Jewish World Review July 11, 2001/ 20 Tamuz 5761
It's kind of sweet, really, that the city of deceit can still be shocked when a politician lies. Charming in a way that the adultery axis of the universe is still fumbling through the fundamentals of Adultery 101.
Condit finally confessed to the FBI in his third interview with investigators hot on the now-frigid trail of the missing intern, Chandra Levy. Yes, Condit told them, he and Levy were having a romantic relationship. They were not, contrary to eight weeks of denials, just "good friends."
Who didn't know?
Of course Condit and Levy were intimate. How did we know? The same way we knew (sorry but it's unavoidable) that Bill Clinton and Monica Lewinsky were having an affair. Or playing doctor. Or whatever you call that silliness in the little office. We know because we understand the meaning of words.
When Clinton said: "I did not have sexual relations with THAT WOMAN," we knew. "That woman" is always a female with whom one has had sexual relations. "Ms. Lewinsky," on the other hand, is the charming young intern with whom one would never consider having sexual relations because she's too young, vulnerable and, frankly, messy.
Note: Clinton realized his error immediately and quickly added, "Ms. Lewinsky."
Too late. We knew.
We also knew when Condit said he and Levy were just "good friends" that they were in fact very good friends. Why? Because you don't break off a friendship, as Condit said he did with Levy. You may have a blowup with a good friend and never speak again, but you don't sit down over coffee and say: "We can't be friends anymore."
In the early days following Levy's disappearance, Condit said he had told Levy that they no longer could be friends because she was moving back to California. Levy had just completed her internship with the Federal Bureau of Prisons and was packed to return to California for her graduation from her master's program when she vanished.
You do, however, break off a romance, after which one member of the party is usually pretty upset, as Condit initially reported Levy was. Now he says that they had not broken up when she disappeared. So which is it? Given Condit's record of evasiveness - and lying by omission - it's hard to believe him now, which is the problem with lying after all. No one ever trusts your word again.

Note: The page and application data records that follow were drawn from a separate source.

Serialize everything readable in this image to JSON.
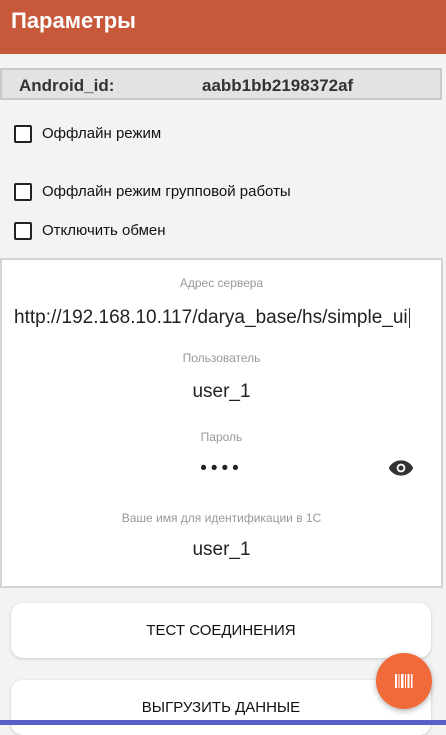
{
  "appbar": {
    "title": "Параметры"
  },
  "android_id": {
    "label": "Android_id:",
    "value": "aabb1bb2198372af"
  },
  "options": [
    {
      "label": "Оффлайн режим",
      "checked": false
    },
    {
      "label": "Оффлайн режим групповой работы",
      "checked": false
    },
    {
      "label": "Отключить обмен",
      "checked": false
    }
  ],
  "connection": {
    "server_caption": "Адрес сервера",
    "server_value": "http://192.168.10.117/darya_base/hs/simple_ui",
    "user_caption": "Пользователь",
    "user_value": "user_1",
    "password_caption": "Пароль",
    "password_value": "••••",
    "ident_caption": "Ваше имя для идентификации в 1С",
    "ident_value": "user_1"
  },
  "buttons": {
    "test": "ТЕСТ СОЕДИНЕНИЯ",
    "upload": "ВЫГРУЗИТЬ ДАННЫЕ"
  },
  "icons": {
    "password_toggle": "eye-icon",
    "fab": "barcode-icon"
  },
  "colors": {
    "appbar": "#c7583a",
    "fab": "#f06a3a",
    "nav_accent": "#5a5fc8"
  }
}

Condit told the FBI that he was not forthcoming in the beginning because he wanted to protect his family, and everyone understands that. Were a young woman not missing, Condit's constituents likely would have forgiven him his failed judgment. But life has a higher value than the privilege of privacy, and Levy's disappearance imposed an onus of honesty on Condit that he chose to ignore.
The important work in a missing-person case takes place in the first few days, even the first few hours. This many weeks later, Condit's confession is of little use other than to satisfy prurient curiosity. Investigators needed access to Condit's intimate knowledge of Levy about 70 days ago.
Whether Condit had anything to do with Levy's disappearance - and investigators assert that he is not a suspect - he certainly had nothing to do with helping to find her. When Levy needed the man she'd apparently fallen in love with, he wasn't there for her. Note to young female interns: Avoid married men, especially married politicians. Correction: Avoid all politicians.
While we're dispensing advice, a couple of tips for you guys with zipper problems: The first rule of Adultery for Dummies -- under "A" in the congressional handbook -- is "equal risk." If you're married with children, she'd better be married with children. Otherwise, babes, what's she got to lose by saving a semen-stained dress or disappearing in the middle of your public life?
Oh, and one more thing: Always tell the truth as soon as possible. Otherwise, think: What's the most enduring quote from the Clinton years? Some legacy